What I will say though, is that the Harry Potter books and fandom would not have been nearly as successful if not for social media.
Melissa Anelli, a New York-based former reporter and now full-time author, has presented a factual, open-minded story of her time in the fandom. Through Harry, A History an accidental secondary story is told, that is the development of social media. Anelli’s story starts with her discovering the Harry Potter series late (just before the release of book 4 in July 2000) to being the webmistress of the most professional and highly regarded fansite. Along with that, she is a co-host of the Harry Potter podcast, PotterCast; and for the media, the voice of the fandom. She has interviewed series author, JK Rowling, several times and is called on by the publishers and movie studios for a fan’s view.
The social media story is given dedicated chapters in Harry, a History but treated as incidental to Anelli’s story. There is the chapter on wizard rock: the music genre started by fans writing and recording songs about Harry Potter. Others describe teen fansite operators after Warner Bros sent cease and desist letters, and also enabling the fans to unite and run an international campaign that lead to Warner Bros having a more collaborative approach to the fans. I loved hearing Anelli’s story of launching PotterCast in August 2006. This was very early days, just after Apple added podcasts to the iTunes store.

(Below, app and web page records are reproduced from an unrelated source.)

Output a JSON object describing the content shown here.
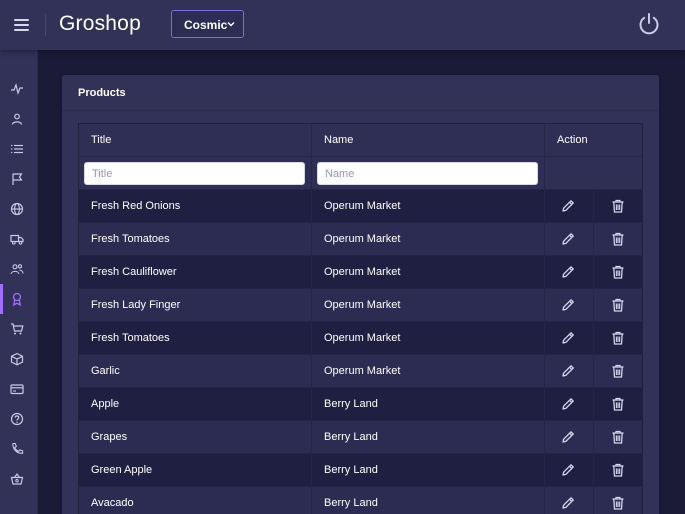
{
  "header": {
    "brand": "Groshop",
    "theme": "Cosmic",
    "menu_icon": "hamburger-icon",
    "power_icon": "power-icon"
  },
  "sidebar": {
    "items": [
      {
        "icon": "activity-icon"
      },
      {
        "icon": "user-icon"
      },
      {
        "icon": "list-icon"
      },
      {
        "icon": "flag-icon"
      },
      {
        "icon": "globe-icon"
      },
      {
        "icon": "truck-icon"
      },
      {
        "icon": "people-icon"
      },
      {
        "icon": "award-icon",
        "active": true
      },
      {
        "icon": "cart-icon"
      },
      {
        "icon": "cube-icon"
      },
      {
        "icon": "credit-card-icon"
      },
      {
        "icon": "question-icon"
      },
      {
        "icon": "phone-icon"
      },
      {
        "icon": "basket-icon"
      }
    ]
  },
  "products": {
    "card_title": "Products",
    "columns": {
      "title": "Title",
      "name": "Name",
      "action": "Action"
    },
    "filters": {
      "title_placeholder": "Title",
      "name_placeholder": "Name"
    },
    "rows": [
      {
        "title": "Fresh Red Onions",
        "name": "Operum Market"
      },
      {
        "title": "Fresh Tomatoes",
        "name": "Operum Market"
      },
      {
        "title": "Fresh Cauliflower",
        "name": "Operum Market"
      },
      {
        "title": "Fresh Lady Finger",
        "name": "Operum Market"
      },
      {
        "title": "Fresh Tomatoes",
        "name": "Operum Market"
      },
      {
        "title": "Garlic",
        "name": "Operum Market"
      },
      {
        "title": "Apple",
        "name": "Berry Land"
      },
      {
        "title": "Grapes",
        "name": "Berry Land"
      },
      {
        "title": "Green Apple",
        "name": "Berry Land"
      },
      {
        "title": "Avacado",
        "name": "Berry Land"
      }
    ]
  },
  "colors": {
    "header_bg": "#323259",
    "page_bg": "#1b1b38",
    "accent": "#a16eff",
    "select_border": "#7a6fe0"
  }
}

To many, social media, two-way communications and user-generated content are new “inventions”. To those in the Harry Potter fandom, these are long-established tools. Harry, a History is a story of social media and its growth. I recommend reading it, not for the fandom or book series, but to understand the development and practical uses of social media. Even in the last couple of months since this book was released the fans are using newer tools like YouTube, Twitter, and vlogs.